RECORDS FOR PROCESSING >>
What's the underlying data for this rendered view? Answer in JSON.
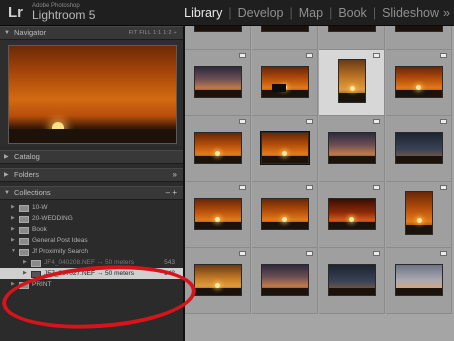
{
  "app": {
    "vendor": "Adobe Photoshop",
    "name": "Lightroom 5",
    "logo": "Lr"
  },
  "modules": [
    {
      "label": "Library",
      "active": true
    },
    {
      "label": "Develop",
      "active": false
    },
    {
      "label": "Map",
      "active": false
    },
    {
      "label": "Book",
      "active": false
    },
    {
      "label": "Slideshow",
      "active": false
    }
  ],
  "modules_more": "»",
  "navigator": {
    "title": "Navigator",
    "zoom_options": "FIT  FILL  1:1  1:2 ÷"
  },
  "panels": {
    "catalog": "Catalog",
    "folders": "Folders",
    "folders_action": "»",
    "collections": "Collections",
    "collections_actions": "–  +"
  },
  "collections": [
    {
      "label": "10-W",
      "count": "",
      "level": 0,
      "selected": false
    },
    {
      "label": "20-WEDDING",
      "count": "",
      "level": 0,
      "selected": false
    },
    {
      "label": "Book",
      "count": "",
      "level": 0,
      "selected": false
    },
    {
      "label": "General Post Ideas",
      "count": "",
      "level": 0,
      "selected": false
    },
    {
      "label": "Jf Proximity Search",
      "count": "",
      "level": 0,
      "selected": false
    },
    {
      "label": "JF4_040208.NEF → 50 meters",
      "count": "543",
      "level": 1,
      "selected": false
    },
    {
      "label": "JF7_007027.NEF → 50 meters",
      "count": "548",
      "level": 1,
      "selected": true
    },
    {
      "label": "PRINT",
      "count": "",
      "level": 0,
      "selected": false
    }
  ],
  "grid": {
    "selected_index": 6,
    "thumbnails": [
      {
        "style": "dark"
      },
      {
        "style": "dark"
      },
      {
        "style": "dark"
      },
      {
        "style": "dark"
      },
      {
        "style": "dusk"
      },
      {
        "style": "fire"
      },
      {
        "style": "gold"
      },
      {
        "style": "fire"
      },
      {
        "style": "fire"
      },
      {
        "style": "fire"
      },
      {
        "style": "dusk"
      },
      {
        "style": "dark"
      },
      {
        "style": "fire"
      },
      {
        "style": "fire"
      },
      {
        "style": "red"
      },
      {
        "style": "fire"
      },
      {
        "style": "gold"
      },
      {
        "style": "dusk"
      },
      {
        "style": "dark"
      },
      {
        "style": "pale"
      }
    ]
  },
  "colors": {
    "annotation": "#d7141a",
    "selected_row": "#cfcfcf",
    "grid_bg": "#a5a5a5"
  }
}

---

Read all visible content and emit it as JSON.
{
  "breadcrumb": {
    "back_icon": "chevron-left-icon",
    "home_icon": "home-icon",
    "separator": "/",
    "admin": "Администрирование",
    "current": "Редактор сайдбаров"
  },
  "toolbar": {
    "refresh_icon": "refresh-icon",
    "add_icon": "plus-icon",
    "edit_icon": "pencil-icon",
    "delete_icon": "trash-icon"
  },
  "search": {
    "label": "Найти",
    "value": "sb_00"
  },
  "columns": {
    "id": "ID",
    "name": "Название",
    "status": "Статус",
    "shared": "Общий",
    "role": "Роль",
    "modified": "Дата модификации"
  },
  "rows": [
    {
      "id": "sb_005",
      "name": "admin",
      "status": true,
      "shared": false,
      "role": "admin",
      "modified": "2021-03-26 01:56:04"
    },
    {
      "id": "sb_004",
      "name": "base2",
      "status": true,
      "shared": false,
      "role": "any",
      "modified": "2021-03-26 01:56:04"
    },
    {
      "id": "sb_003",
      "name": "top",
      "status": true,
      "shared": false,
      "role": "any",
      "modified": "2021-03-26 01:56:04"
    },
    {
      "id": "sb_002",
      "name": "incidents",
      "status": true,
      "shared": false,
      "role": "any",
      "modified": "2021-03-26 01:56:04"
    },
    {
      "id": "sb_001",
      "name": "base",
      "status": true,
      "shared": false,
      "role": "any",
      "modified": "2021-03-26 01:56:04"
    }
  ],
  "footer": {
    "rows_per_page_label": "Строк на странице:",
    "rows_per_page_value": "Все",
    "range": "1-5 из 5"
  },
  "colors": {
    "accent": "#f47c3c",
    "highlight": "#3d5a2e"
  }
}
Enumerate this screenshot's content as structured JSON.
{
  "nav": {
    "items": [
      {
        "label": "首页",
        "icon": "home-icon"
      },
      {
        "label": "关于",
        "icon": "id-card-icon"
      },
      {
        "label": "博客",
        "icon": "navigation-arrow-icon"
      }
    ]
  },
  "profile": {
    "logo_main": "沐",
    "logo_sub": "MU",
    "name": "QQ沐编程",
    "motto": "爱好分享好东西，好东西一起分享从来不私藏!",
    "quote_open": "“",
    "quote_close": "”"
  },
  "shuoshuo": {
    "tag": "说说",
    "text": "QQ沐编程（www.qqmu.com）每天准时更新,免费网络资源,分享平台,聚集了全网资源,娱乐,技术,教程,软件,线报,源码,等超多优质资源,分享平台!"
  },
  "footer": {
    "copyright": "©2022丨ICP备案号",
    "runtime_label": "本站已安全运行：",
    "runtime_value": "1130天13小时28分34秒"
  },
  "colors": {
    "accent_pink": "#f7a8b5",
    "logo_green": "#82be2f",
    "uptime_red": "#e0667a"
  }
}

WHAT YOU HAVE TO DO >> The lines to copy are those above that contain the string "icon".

WRITTEN SOLUTION >>
    "back_icon": "chevron-left-icon",
    "home_icon": "home-icon",
    "refresh_icon": "refresh-icon",
    "add_icon": "plus-icon",
    "edit_icon": "pencil-icon",
    "delete_icon": "trash-icon"
        "icon": "home-icon"
        "icon": "id-card-icon"
        "icon": "navigation-arrow-icon"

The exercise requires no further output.